Our heavy reliance on imported food, which has left us with a RM18.1 billion deficit, puts a heavy economic burden on our country and that is why the government is aiming for self-sufficiency to not only ensure food security but food sovereignty as well.
Food sovereignty is a step up from food security where we no longer need to rely on foreign countries by producing our own crops and livestock.
Currently, a good portion of Malaysia’s food import bill is made up of animal feed bill that amounts to RM5.6 billion a year on average.
“Corn is the most crucial raw ingredient in the feed for our chicken, cattle, goat and fish, but we import nearly 100% of it for our use at a cost of RM3.1bil a year,” said the Agriculture and Agro-based Industry Minister Datuk Seri Ahmad Shabery Cheek in an interview with The Star.
In its effort towards food sovereignty and as part of its food security policy, the ministry is currently doing a pilot project to grow the country’s own feed grain in Kampung Dadong, Terengganu, and would focus on producing enough of the grain to feed our livestock.
“So far, we have only focused on the security of our carbohydrate supply or rice. We have not focussed on the security of our protein supply.
“Currently, Malaysia’s chicken production is at 110% SSL but this cannot be fully guaranteed because the country still relies on imported feed for the local chicken,” Shabery said while highlighting that corn supply from Argentina, which accounts for 90% of the corn supply to Malaysia, was affected when floods hit the country.
Apart from growing our own feed grain, the ministry is also looking at growing dairy farming and livestock for meat towards food sovereignty.
The Younger Generation Will Be The Ones Who Can Ensure Our Food Security
However, without the involvement of the younger generation, achieving food sovereignty would be difficult.

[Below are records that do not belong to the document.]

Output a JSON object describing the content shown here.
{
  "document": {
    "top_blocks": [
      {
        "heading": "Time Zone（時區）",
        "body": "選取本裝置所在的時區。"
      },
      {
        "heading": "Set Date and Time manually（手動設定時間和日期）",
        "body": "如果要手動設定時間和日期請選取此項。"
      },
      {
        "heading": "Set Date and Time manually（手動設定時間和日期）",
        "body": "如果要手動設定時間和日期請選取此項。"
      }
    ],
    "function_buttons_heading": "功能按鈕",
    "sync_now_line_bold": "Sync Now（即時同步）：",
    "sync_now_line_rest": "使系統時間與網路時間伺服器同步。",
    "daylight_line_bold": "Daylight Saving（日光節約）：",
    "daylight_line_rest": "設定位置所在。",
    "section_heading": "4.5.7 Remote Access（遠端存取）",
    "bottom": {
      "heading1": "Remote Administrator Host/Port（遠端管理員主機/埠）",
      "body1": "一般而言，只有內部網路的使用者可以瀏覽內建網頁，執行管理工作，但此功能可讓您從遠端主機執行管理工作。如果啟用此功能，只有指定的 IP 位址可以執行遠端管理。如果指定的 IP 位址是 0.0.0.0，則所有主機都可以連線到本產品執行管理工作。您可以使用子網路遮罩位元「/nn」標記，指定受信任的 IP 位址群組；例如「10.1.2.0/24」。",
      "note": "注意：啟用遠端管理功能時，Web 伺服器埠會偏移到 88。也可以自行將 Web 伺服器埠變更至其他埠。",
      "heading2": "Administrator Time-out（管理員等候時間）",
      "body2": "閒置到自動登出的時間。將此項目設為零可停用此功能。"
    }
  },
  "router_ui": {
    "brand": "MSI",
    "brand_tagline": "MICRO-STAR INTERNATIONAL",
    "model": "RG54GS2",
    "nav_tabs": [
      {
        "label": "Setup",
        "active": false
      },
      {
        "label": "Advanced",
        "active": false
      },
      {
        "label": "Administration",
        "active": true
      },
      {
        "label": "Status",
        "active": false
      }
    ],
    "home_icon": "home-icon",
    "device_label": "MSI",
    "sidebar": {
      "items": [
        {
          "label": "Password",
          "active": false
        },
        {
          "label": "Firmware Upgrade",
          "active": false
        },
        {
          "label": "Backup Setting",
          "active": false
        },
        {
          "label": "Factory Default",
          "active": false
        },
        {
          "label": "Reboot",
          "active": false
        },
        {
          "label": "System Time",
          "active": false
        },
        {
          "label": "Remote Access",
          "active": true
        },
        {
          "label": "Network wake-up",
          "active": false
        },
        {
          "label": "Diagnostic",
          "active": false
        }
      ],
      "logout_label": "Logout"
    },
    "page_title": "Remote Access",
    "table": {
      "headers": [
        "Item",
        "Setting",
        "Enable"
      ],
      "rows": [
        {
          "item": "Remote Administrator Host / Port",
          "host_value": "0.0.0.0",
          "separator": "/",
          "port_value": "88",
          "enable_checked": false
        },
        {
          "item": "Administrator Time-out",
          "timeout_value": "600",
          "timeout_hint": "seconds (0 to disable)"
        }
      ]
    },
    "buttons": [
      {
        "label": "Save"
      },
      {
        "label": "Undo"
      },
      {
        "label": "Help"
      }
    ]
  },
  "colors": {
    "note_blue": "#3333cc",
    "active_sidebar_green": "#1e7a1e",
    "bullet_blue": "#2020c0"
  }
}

Deputy Agriculture and Agro-Based Industry Minister Datuk Seri Tajuddin Abdul Rahman said that only 15 per cent of the 800,000 members of the Farmers Organisation Authority (FOA) are aged below 40 years old while 45 per cent of them are already aged 60 years and above.
But the FOA is targeting to increase youth participation to 30 per cent by 2020 and the government has also created several programs to encourage them to be involved in agriculture.
One of the programs is the Youth Agropreneur Program that is open for those aged between 18 to 40 years old without taking into consideration their academic background.
The assistance offered under this program are:
1. Short term course as well as technical and financial advice through the department or agency related to the ministry,
2. 70% in capital assistance from the project cost through a soft loan by Agrobank and TEKUN Nasional up to RM50,000 for a new project and up to RM30,000 for existing projects, and
3. In-Kind Contribution (IKC) grant assistance up to RM30,000 which is 30% of the project cost (subject to the ceiling limit of the project).
Apart from the Youth Agropreneur Program, the department and agency under the ministry are also implementing several plans to attract the younger generation in agriculture including several key aspects such as financial support, infrastructure and equipment, expansion and marketing as well as training and promotion.
Despite these programs created by the ministry, it still hinges on whether the younger generation find agriculture an appealing avenue.
FOMCA’s Yusof had also emphasised that the government needs to step-up their game to attract youth to be involved in agricultural activities.
“The young generation will look at whether this industry will be able to sustain their daily needs or not.
“If they see peers involved in agriculture are successful, I am sure that they would be interested in it but those who have been involved do not seem to have a promising future, so it turns them off.
“The government somehow needs to assure these young people that whoever is involved in agriculture, with the help of the government, will be successful and this will probably attract their interest more,” he mused.
Ultimately, our nation’s food security hinges on these youth agropreneurs to ensure that food sovereignty can be achieved to avert the possibility of a looming food crises.